The Roadhouse VTX1300C Model slip-on kit comes nicely packaged to prevent shipping damage and includes everything necessary for installation except the tools. In addition to the pair of polished slip-ons, the kit includes heat shields that cover the junction to the mufflers, a muffler bracket and assorted clamps and fasteners. A close inspection of our first-run units revealed no unwanted surprises. The craftsmanship is top-notch from the slick welds to the smooth chrome finish. Roadhouse guarantees their products against defects in material and construction for one year.
Replacing the stock units with the Roadhouse slip-ons is a snap. It took about 15 minutes to remove the stock pipes and another 15-20 to install the well-made slip-ons. The installation process itself is well detailed in the instructions, with the exception of one item. The two slip-on pipes are so close in appearance it is difficult to tell which belonged on the top and which belonged on the bottom. Perhaps an indicator of some type would help alleviate any confusion in an otherwise simple process. Once that little issue was sorted out, the pipes were bolted on and the VTX was fired up in about 20 minutes. Roadhouse offers toll-free technical assistance if there is a problem that cannot be resolved on your own.

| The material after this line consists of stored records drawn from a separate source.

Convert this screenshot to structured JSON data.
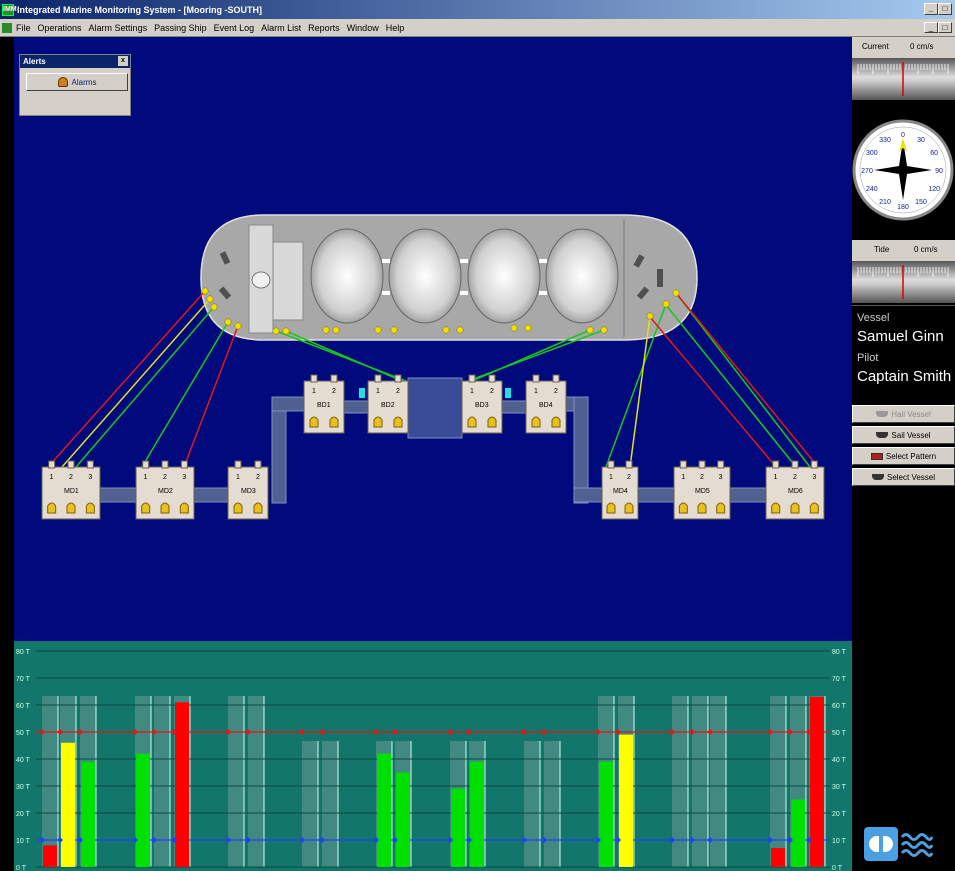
{
  "window": {
    "title": "Integrated Marine Monitoring System - [Mooring -SOUTH]",
    "app_icon": "IMM",
    "minimize": "_",
    "maximize": "□",
    "close": "x"
  },
  "menu": {
    "icon": "IMM",
    "items": [
      "File",
      "Operations",
      "Alarm Settings",
      "Passing Ship",
      "Event Log",
      "Alarm List",
      "Reports",
      "Window",
      "Help"
    ]
  },
  "alerts": {
    "title": "Alerts",
    "close": "x",
    "alarm_button": "Alarms"
  },
  "right_panel": {
    "current_label": "Current",
    "current_value": "0 cm/s",
    "tide_label": "Tide",
    "tide_value": "0 cm/s",
    "compass_labels": [
      "30",
      "60",
      "90",
      "120",
      "150",
      "180",
      "210",
      "240",
      "270",
      "300",
      "330",
      "0"
    ],
    "vessel_label": "Vessel",
    "vessel_name": "Samuel Ginn",
    "pilot_label": "Pilot",
    "pilot_name": "Captain Smith",
    "buttons": [
      "Hail Vessel",
      "Sail Vessel",
      "Select Pattern",
      "Select Vessel"
    ],
    "disabled_button": "Hail Vessel"
  },
  "hooks": {
    "MD1": {
      "label": "MD1",
      "hooks": [
        "1",
        "2",
        "3"
      ]
    },
    "MD2": {
      "label": "MD2",
      "hooks": [
        "1",
        "2",
        "3"
      ]
    },
    "MD3": {
      "label": "MD3",
      "hooks": [
        "1",
        "2"
      ]
    },
    "BD1": {
      "label": "BD1",
      "hooks": [
        "1",
        "2"
      ]
    },
    "BD2": {
      "label": "BD2",
      "hooks": [
        "1",
        "2"
      ]
    },
    "BD3": {
      "label": "BD3",
      "hooks": [
        "1",
        "2"
      ]
    },
    "BD4": {
      "label": "BD4",
      "hooks": [
        "1",
        "2"
      ]
    },
    "MD4": {
      "label": "MD4",
      "hooks": [
        "1",
        "2"
      ]
    },
    "MD5": {
      "label": "MD5",
      "hooks": [
        "1",
        "2",
        "3"
      ]
    },
    "MD6": {
      "label": "MD6",
      "hooks": [
        "1",
        "2",
        "3"
      ]
    }
  },
  "colors": {
    "sea": "#000a7c",
    "chart_bg": "#12766a",
    "line_red": "#e01818",
    "line_green": "#18c818",
    "line_yellow": "#e0e020",
    "bar_red": "#ff0000",
    "bar_green": "#00e000",
    "bar_yellow": "#ffff00",
    "threshold": "#e01818",
    "baseline": "#2040ff"
  },
  "chart_data": {
    "type": "bar",
    "y_unit": "T",
    "ylim": [
      0,
      80
    ],
    "yticks": [
      "0 T",
      "10 T",
      "20 T",
      "30 T",
      "40 T",
      "50 T",
      "60 T",
      "70 T",
      "80 T"
    ],
    "threshold": 50,
    "baseline": 10,
    "bars": [
      {
        "dolphin": "MD1",
        "line": 1,
        "value": 8,
        "color": "red"
      },
      {
        "dolphin": "MD1",
        "line": 2,
        "value": 46,
        "color": "yellow"
      },
      {
        "dolphin": "MD1",
        "line": 3,
        "value": 39,
        "color": "green"
      },
      {
        "dolphin": "MD2",
        "line": 1,
        "value": 42,
        "color": "green"
      },
      {
        "dolphin": "MD2",
        "line": 2,
        "value": 0,
        "color": "green"
      },
      {
        "dolphin": "MD2",
        "line": 3,
        "value": 61,
        "color": "red"
      },
      {
        "dolphin": "MD3",
        "line": 1,
        "value": 0,
        "color": "green"
      },
      {
        "dolphin": "MD3",
        "line": 2,
        "value": 0,
        "color": "green"
      },
      {
        "dolphin": "BD1",
        "line": 1,
        "value": 0,
        "color": "green"
      },
      {
        "dolphin": "BD1",
        "line": 2,
        "value": 0,
        "color": "green"
      },
      {
        "dolphin": "BD2",
        "line": 1,
        "value": 42,
        "color": "green"
      },
      {
        "dolphin": "BD2",
        "line": 2,
        "value": 35,
        "color": "green"
      },
      {
        "dolphin": "BD3",
        "line": 1,
        "value": 29,
        "color": "green"
      },
      {
        "dolphin": "BD3",
        "line": 2,
        "value": 39,
        "color": "green"
      },
      {
        "dolphin": "BD4",
        "line": 1,
        "value": 0,
        "color": "green"
      },
      {
        "dolphin": "BD4",
        "line": 2,
        "value": 0,
        "color": "green"
      },
      {
        "dolphin": "MD4",
        "line": 1,
        "value": 39,
        "color": "green"
      },
      {
        "dolphin": "MD4",
        "line": 2,
        "value": 49,
        "color": "yellow"
      },
      {
        "dolphin": "MD5",
        "line": 1,
        "value": 0,
        "color": "green"
      },
      {
        "dolphin": "MD5",
        "line": 2,
        "value": 0,
        "color": "green"
      },
      {
        "dolphin": "MD5",
        "line": 3,
        "value": 0,
        "color": "green"
      },
      {
        "dolphin": "MD6",
        "line": 1,
        "value": 7,
        "color": "red"
      },
      {
        "dolphin": "MD6",
        "line": 2,
        "value": 25,
        "color": "green"
      },
      {
        "dolphin": "MD6",
        "line": 3,
        "value": 63,
        "color": "red"
      }
    ]
  }
}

Once in place, the overall appearance doesn’t change too dramatically because the slip-ons look similar to the stock units. But the Roadhouse engineers designed a neat little trick into these babies. The slash-cut tips can be turned down to mimic the stock appearance. We preferred the slash-cut look. Also available for an extra $85 are shark fin tips.
The Roadhouse slip-ons not only do they improve the sound of the V-Twin, they also pare 7.5 lbs. from the bike. The stock units weigh in at 25.25 lbs. compared to the Roadhouse’s 17.75 lbs. Fitting slip-ons without making changes to the fuel or ignition system typically don’t boost power significantly, so we didn’t bother making another dyno run. No significant changes in performance were noticeable through our seat-of-the-pants dyno, but all our test riders much preferred the burlier exhaust sound and kept the revs up a bit more when cruising around the town to enjoy the aural pleasure. After riding the VTX for more than a month in stock trim, we were pleased to hear the bike in a moderately uncorked state.
Overall, the Roadhouse slip-ons made a significant improvement in the way we felt about the VTX. Shaving a few pounds never hurts, nor does improving exhaust flow. But the biggest gain was in the overall riding experience. Instead of rolling along in near silence, the VTX now blends in with big Twin customs seen trolling boulevards everywhere. The throaty bark of the 1300cc V-Twin adorned with the new slip-ons was not obnoxiously loud. Instead, the deep rumble was considered by all our resident testers to be more enjoyable than the muffled stock exhaust note.
At $469.99 the Roadhouse slip-ons are competitively priced with other slip-ons available for both the VTX1300 S or C models, plus you get the ability to run them in stock or slash-cut configurations in a matter of minutes.
For more information on these slip-ons as well as other systems for metric-cruisers including the Honda VTX1800, Yamaha’s Warrior and Kawasaki’s Mean Streak, check out Roadhousebrand.com.